The Congress party in India has returned to power with a larger share of the vote in the recent parliamentary elections than indicated by pre-election and exit polls. Communist parties, which tried to block the U.S.-India nuclear deal last year, and the right wing Bhartiya Janata Party, the BJP, which attacked the Congress party during the election campaign for being too close to the United States, were both rejected by Indian voters. This has significance for the future of U.S.-India relations.
May 22, Manmohan Singh took the oath of office as prime minister of India for a second term after his Congress Party's victory in India's 15th parliamentary election. He is the first prime minister since India's independence leader, Jawaharlal Nehru, to be re-elected after serving a full five-year term.
India's election has broad implications for U.S.-India relations. India sealed a landmark nuclear deal with the United States last year that transformed ties between the world's two largest democracies. But the Communist parties supporting the Congress government in India's last parliament led an extended drive to obstruct the agreement. Finally, they withdrew their support and the government survived with only the support of other regional parties, and the U.S.-India agreement was approved by India's parliament.
In the recent election campaign, an Indian Communist party went to the extent of expressing its intention to revise the civilian nuclear deal with the United States if the party gained sufficient influence after elections. But the communists were routed in the elections.
Michael Barone, a veteran commentator and senior political analyst for the Washington Examiner newspaper, says the results of the Indian elections are very much to the advantage of the United States.
"That is one of the messages I take from the verdict of the voters of India," he said. “They gave an increased support to Congress party and its coalition which has nearly a majority by itself to govern without the Communists. My understanding is that much of the rhetoric in the campaign by the Communists on the left and by the BJP was to the effect that Congress and Prime Minister Singh was too close to the United States. And I think increase in support of the prime minister's party is an indication that most Indian voters were not of that view, and that they welcome a closer relationship with the United States."
The Congress Party's showing vindicates the prime minister's efforts to deepen a strategic partnership with the United States at a time when the Obama administration is concerned about security in the region, chiefly in Pakistan and Afghanistan.
In his congratulatory message to Indian Prime Minister Manmohan Singh, President Obama reiterated that the U.S. would work to "enhance the warm partnership between our two countries". However, Michael Barone thinks the elections in India are more important to Americans than most of us realize, including perhaps, Mr. Obama.
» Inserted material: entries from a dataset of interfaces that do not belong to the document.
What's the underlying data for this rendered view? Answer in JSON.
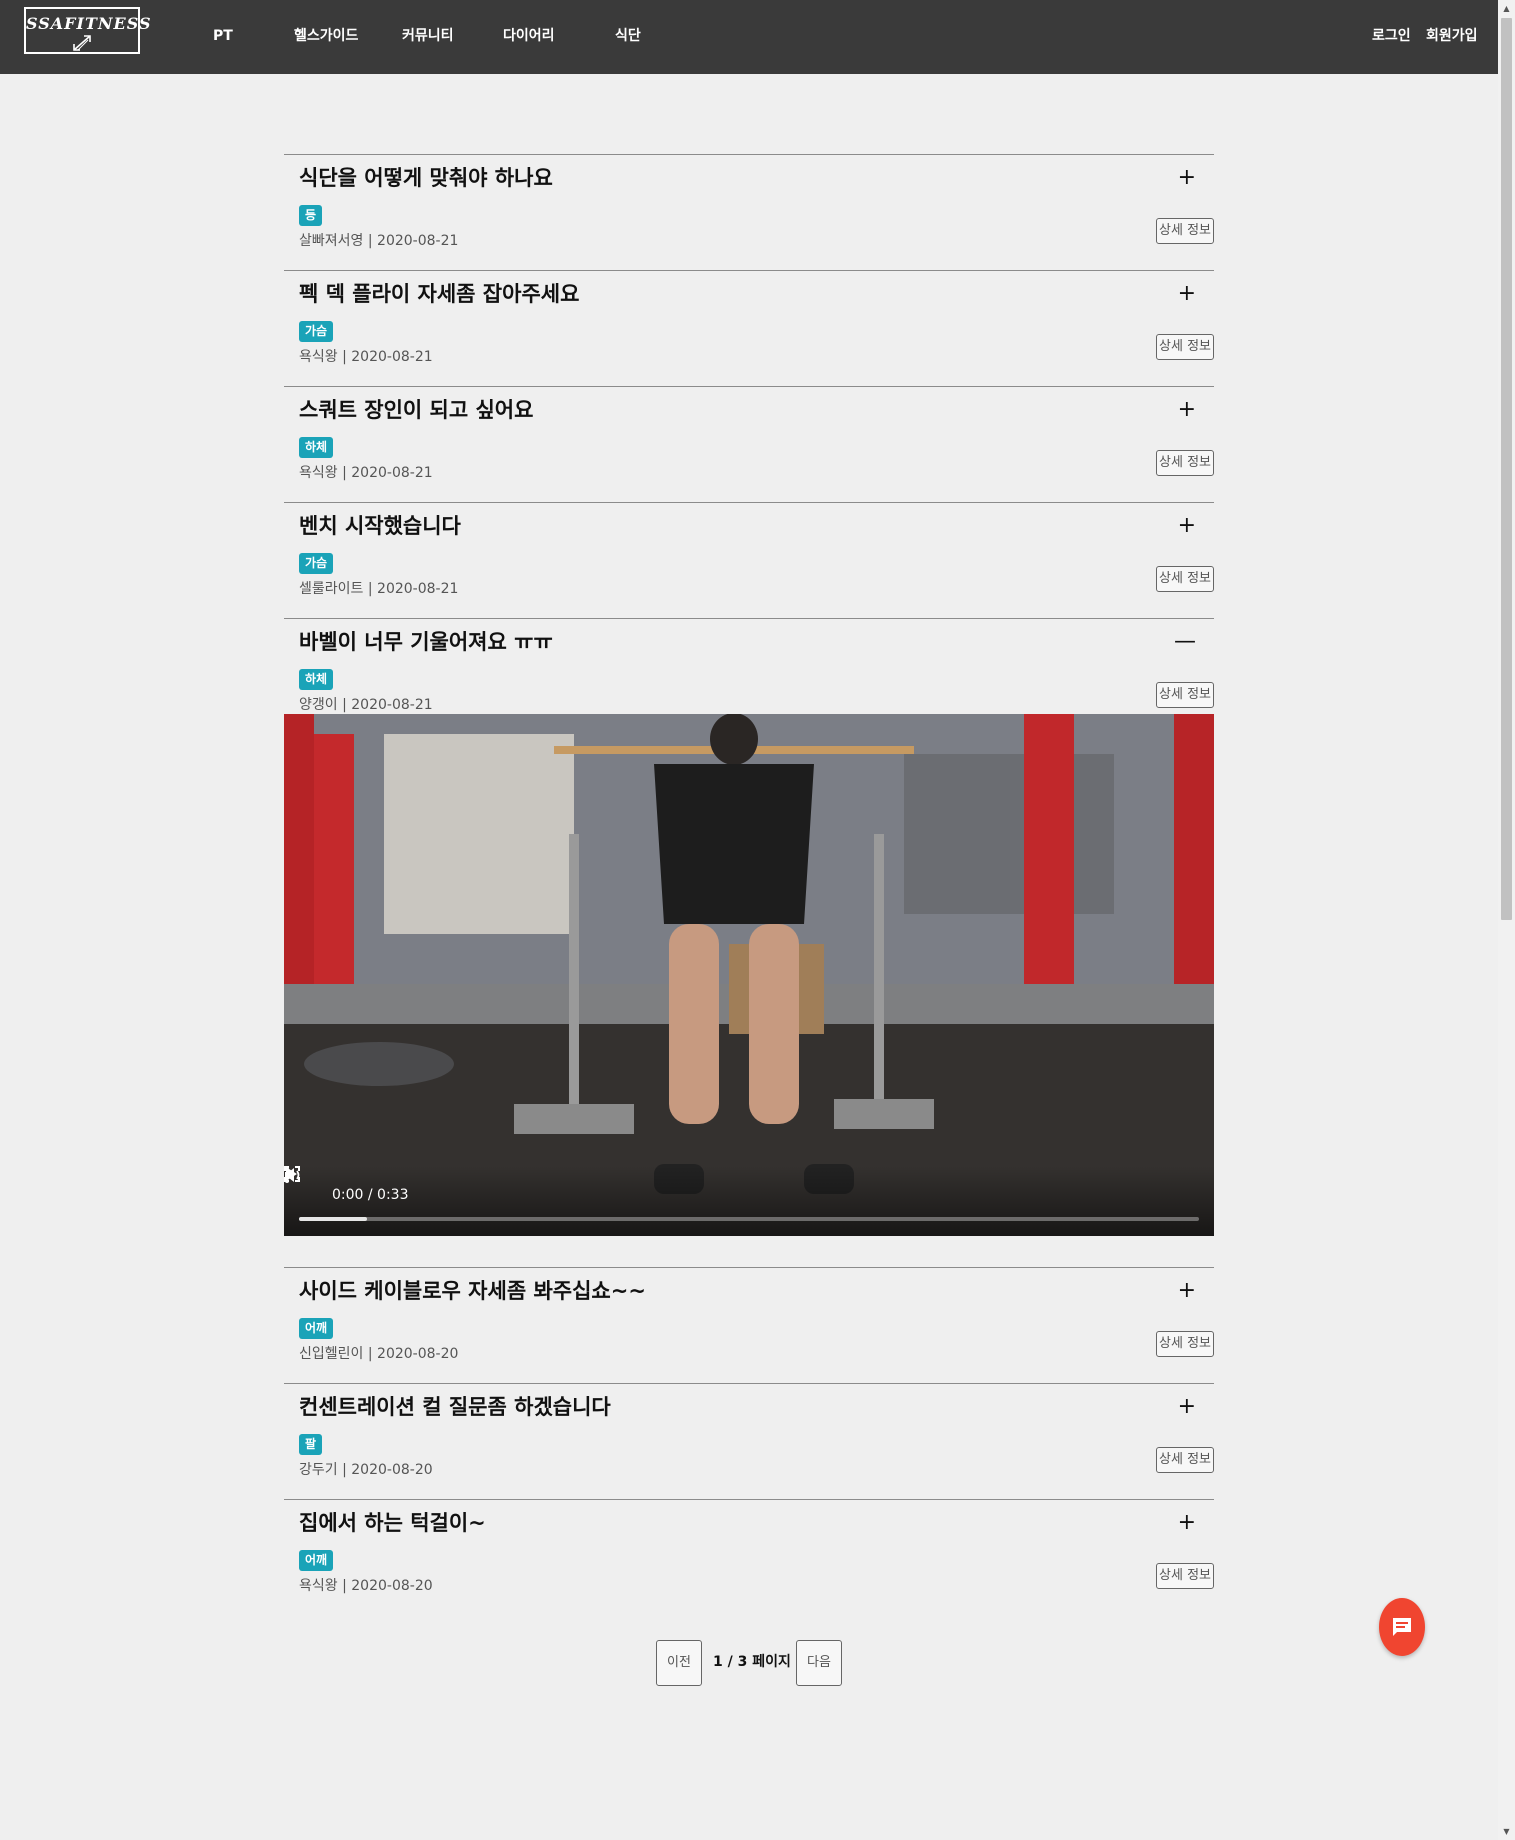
{
  "header": {
    "logo_text": "SSAFITNESS",
    "nav": [
      "PT",
      "헬스가이드",
      "커뮤니티",
      "다이어리",
      "식단"
    ],
    "login": "로그인",
    "signup": "회원가입"
  },
  "posts": [
    {
      "title": "식단을 어떻게 맞춰야 하나요",
      "tag": "등",
      "author": "살빠져서영",
      "date": "2020-08-21",
      "toggle": "+",
      "detail": "상세 정보"
    },
    {
      "title": "펙 덱 플라이 자세좀 잡아주세요",
      "tag": "가슴",
      "author": "욕식왕",
      "date": "2020-08-21",
      "toggle": "+",
      "detail": "상세 정보"
    },
    {
      "title": "스쿼트 장인이 되고 싶어요",
      "tag": "하체",
      "author": "욕식왕",
      "date": "2020-08-21",
      "toggle": "+",
      "detail": "상세 정보"
    },
    {
      "title": "벤치 시작했습니다",
      "tag": "가슴",
      "author": "셀룰라이트",
      "date": "2020-08-21",
      "toggle": "+",
      "detail": "상세 정보"
    },
    {
      "title": "바벨이 너무 기울어져요 ㅠㅠ",
      "tag": "하체",
      "author": "양갱이",
      "date": "2020-08-21",
      "toggle": "—",
      "detail": "상세 정보",
      "video": {
        "time": "0:00 / 0:33",
        "progress": 0.075
      }
    },
    {
      "title": "사이드 케이블로우 자세좀 봐주십쇼~~",
      "tag": "어깨",
      "author": "신입헬린이",
      "date": "2020-08-20",
      "toggle": "+",
      "detail": "상세 정보"
    },
    {
      "title": "컨센트레이션 컬 질문좀 하겠습니다",
      "tag": "팔",
      "author": "강두기",
      "date": "2020-08-20",
      "toggle": "+",
      "detail": "상세 정보"
    },
    {
      "title": "집에서 하는 턱걸이~",
      "tag": "어깨",
      "author": "욕식왕",
      "date": "2020-08-20",
      "toggle": "+",
      "detail": "상세 정보"
    }
  ],
  "pagination": {
    "prev": "이전",
    "info": "1 / 3 페이지",
    "next": "다음"
  },
  "colors": {
    "navbar": "#3a3a3a",
    "tag": "#1aa3b8",
    "chat_fab": "#f04530",
    "background": "#efefef"
  },
  "icons": {
    "chat": "chat-bubble-icon",
    "play": "play-icon",
    "volume": "volume-icon",
    "fullscreen": "fullscreen-icon",
    "more": "more-vert-icon"
  }
}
"I think President Obama has not paid as much attention to them [India] as I would like to have seen up to this point, but now that India has voted, it provides a good opportunity for him to do so," he said. "I know Secretary of State Hillary Clinton played a constructive role in her husband's outreach to India when he was president in the 1990s. I think she knows the issue."
Satish Kumar, a former professor of diplomacy at Jawahar Lal Nehru University in New Delhi expresses hope that the Obama administration will pay attention to India once they straighten out more immediate issues.
"Well, I hope they would pay attention, and I think, they will eventually, when they settle down with some of the more pressing problems which they perceive," he said. "And the most pressing problem in their mind is the question of the militancy in the Pakistan-Afghanistan region. That, in any case, can be handled by the US Administration independently of and in addition to building a very strong and strategic relationship with India."
Satish Kumar says India's ruling Congress Party will be as much committed to intensifying the strategic partnership with the United States as it was previously.
"Now that the governments in both the countries are more or less settled down, therefore one would expect that there should be no further delay and the U.S. government should come forward and carry forward the process of cooperation in high technology and various other areas with India," he said.
Commentator and political analyst Michael Barone says the United States and India, both have electoral democracies, share strategic interests and moral principles, and are prime targets of Islamist extremists. He says the 700 million voters of India have chosen to be U.S. allies, and the United States should take them up on it.